Anyway one morning I was seated, totally absorbed in trying to capture the intriguing shape and milky turquoise-colour of Peyto Lake. I was looking down on the Lake below, when suddenly I heard a rustling and crackling sound. “Oh-oh! A bear or wolverine!” I thought to myself. Slowly I turned my head around. A few feet away, there was a chipmunk nibbling, very dapper, on one of my sticks of oil pastel! He was holding it gently in his front paws, having already carefully removed the wrapper. A breakfast snack.

I’d come back to Banff soon after high Noon, if I could get a lift. The temperature rose high and fast in these early days of summer.
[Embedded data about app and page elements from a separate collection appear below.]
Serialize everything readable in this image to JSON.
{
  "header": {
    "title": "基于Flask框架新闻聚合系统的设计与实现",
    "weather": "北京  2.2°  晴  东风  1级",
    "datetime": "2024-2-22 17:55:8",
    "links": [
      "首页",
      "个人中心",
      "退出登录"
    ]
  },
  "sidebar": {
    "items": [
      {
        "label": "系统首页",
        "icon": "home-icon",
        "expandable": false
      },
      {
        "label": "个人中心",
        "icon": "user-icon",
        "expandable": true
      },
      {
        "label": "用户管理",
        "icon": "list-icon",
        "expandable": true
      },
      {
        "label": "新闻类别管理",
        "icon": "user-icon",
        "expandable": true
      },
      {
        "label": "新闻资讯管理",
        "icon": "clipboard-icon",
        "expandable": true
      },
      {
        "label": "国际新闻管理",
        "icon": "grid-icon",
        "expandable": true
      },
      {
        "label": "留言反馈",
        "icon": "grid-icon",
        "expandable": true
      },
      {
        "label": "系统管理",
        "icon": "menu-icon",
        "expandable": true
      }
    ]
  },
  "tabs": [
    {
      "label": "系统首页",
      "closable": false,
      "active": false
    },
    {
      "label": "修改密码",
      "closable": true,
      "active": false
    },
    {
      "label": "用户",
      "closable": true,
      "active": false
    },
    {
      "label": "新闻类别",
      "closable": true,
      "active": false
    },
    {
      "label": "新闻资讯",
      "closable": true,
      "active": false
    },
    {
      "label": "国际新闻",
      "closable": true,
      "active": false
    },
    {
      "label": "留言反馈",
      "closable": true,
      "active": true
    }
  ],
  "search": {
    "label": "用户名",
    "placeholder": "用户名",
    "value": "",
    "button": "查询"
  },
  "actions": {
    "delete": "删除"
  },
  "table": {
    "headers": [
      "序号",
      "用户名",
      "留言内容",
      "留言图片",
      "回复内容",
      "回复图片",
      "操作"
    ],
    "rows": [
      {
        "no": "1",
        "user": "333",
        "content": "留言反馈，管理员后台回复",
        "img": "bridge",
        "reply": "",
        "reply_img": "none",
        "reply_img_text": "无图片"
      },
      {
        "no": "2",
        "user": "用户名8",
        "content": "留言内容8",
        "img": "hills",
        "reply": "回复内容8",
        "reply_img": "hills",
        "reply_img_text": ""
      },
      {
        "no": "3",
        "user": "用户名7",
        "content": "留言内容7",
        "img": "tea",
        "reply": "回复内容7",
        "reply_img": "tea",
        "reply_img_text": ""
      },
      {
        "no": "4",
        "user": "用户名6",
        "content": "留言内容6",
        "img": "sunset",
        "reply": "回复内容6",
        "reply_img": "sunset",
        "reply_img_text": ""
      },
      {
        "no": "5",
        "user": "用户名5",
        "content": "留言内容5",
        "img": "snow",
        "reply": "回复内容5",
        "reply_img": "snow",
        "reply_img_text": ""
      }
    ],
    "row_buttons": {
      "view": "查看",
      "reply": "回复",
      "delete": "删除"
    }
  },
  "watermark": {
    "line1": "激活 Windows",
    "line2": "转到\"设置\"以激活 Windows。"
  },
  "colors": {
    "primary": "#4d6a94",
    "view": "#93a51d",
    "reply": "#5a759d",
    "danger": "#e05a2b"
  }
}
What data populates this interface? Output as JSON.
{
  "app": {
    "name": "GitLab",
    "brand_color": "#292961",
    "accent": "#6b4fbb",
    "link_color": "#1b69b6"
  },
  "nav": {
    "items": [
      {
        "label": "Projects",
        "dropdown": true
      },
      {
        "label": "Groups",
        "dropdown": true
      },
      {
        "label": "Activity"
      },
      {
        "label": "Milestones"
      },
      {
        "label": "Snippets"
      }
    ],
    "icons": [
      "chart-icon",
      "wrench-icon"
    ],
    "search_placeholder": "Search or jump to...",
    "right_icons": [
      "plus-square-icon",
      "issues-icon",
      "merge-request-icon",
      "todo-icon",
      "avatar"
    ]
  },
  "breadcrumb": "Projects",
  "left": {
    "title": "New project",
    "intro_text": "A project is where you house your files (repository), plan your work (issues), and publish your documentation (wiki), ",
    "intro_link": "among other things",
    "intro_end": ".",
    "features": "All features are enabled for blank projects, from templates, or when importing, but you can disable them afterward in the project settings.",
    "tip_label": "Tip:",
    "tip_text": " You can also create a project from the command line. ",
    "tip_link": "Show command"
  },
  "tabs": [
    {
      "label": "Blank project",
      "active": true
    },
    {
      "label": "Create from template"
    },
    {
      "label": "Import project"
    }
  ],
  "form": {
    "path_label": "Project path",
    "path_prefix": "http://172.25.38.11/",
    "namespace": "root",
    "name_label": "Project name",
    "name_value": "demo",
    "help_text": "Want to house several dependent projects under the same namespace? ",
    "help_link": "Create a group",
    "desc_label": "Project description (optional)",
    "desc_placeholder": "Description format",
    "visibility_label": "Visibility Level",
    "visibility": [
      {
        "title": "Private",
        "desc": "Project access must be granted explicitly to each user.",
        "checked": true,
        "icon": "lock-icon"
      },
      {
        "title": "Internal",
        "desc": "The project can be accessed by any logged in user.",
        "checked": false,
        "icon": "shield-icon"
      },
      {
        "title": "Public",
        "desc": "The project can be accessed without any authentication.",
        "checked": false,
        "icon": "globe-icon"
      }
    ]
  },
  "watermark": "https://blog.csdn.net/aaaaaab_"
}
Back in those days, 1959, “Indian Days” were held every summer, just outside the town of Banff. First Nations chiefs of the Blackfoot, Stoney, Blood, and other nations sat outside their large ‘wigwams’. They’d answer questions posed by curious visitors.
One of the Chiefs said something I’ve never forgotten. He said to our little group, “White man is funny, because when we say ‘There are only twenty ocelots left’, some of you would say, ‘Oh, let’s go shoot them, before they’re all gone.’”
Tomorrow, I’ll share with you amongst other events, how I was ‘discovered’, at Moraine Lake!


Banff 1959, Part Two - Wildlife face to face

Memory can be like a clear mirror, but only when what the eye views is “seen” with full attention as things happen. Otherwise the mirror becomes foggy, as if “breathed” upon. Or to put it another way, ‘when we let the film role with the cap still on our lens of the camera’, no picture will be developed. 

Banff in 1959 was a sleepy town.  

There was the classy Banff Springs Hotel; a trail riding outfit for horseback riding, and the Banff summer school up Tunnel Mountain. Banff Avenue had no T-shirt stores, jewellery shops, no Japanese signs in the windows, no mall.

There was a small Western “Chinese” restaurant, typical of the 1950’s, also a grocery store. 

During that summer, a black bear got into the back of the store twice and feasted on the sweets. I say twice; after he was caught the first time (tranquilized and carted off), he came back and did the same thing all over again! Tranquilized again, this time he was taken far from the town, never to return that summer.

Sometimes very early in the morning, I’d go over to the golf course at Banff Springs Hotel to collect golf balls that were here, there and everywhere. I sold these, for extra income. 

On those occasions I encountered the odd coyote or black bear in the distance, but was never threatened by them.

By mid-June, everything came to life. Snow was gone except on higher peaks. Flowers sprung up everywhere. Most to the bears awoke from their lengthy hibernation. Mothers and cubs hung out in the outskirts of town at the garbage dump. (This was 1959, remember.) 

Scolding their cubs, chasing them, getting them out of the trees – this was a sight to behold.

Out on my daily expeditions into the mountains, I’d often spot elk, whitetail deer, Bighorn sheep and mountain goats. And, bears. Now that they were up and around, extra caution was needed.

One morning while in a remote spot to do field painting, I came face-to-face with a big black bear, less than 15 metres away. “Oh-oh. What to do now? I’d been told never to turn my back to a bear. So then what?

I began to whistle a tune. The bear stood up on its hind legs, gave me a good look, and then lumbered off on all fours into the undergrowth. Phew! That was some moment! Another caution: never come between mama and her cubs. (But the trick is to know where the cubs are!)

Late one morning I was painting near a lake. Suddenly something bizarre slowly appeared out of the water. Dripping greenery hung from its long snout. Huge flat antlers, long gangly awkward legs. Had never seen anything like it! Looked like one of Mother Nature’s ‘misprints’. 

Later my landlady when she saw my sketch laughed and exclaimed, “Oh, Henri, that was a Moose!”

 Signing off, ‘til Part 3, coming up.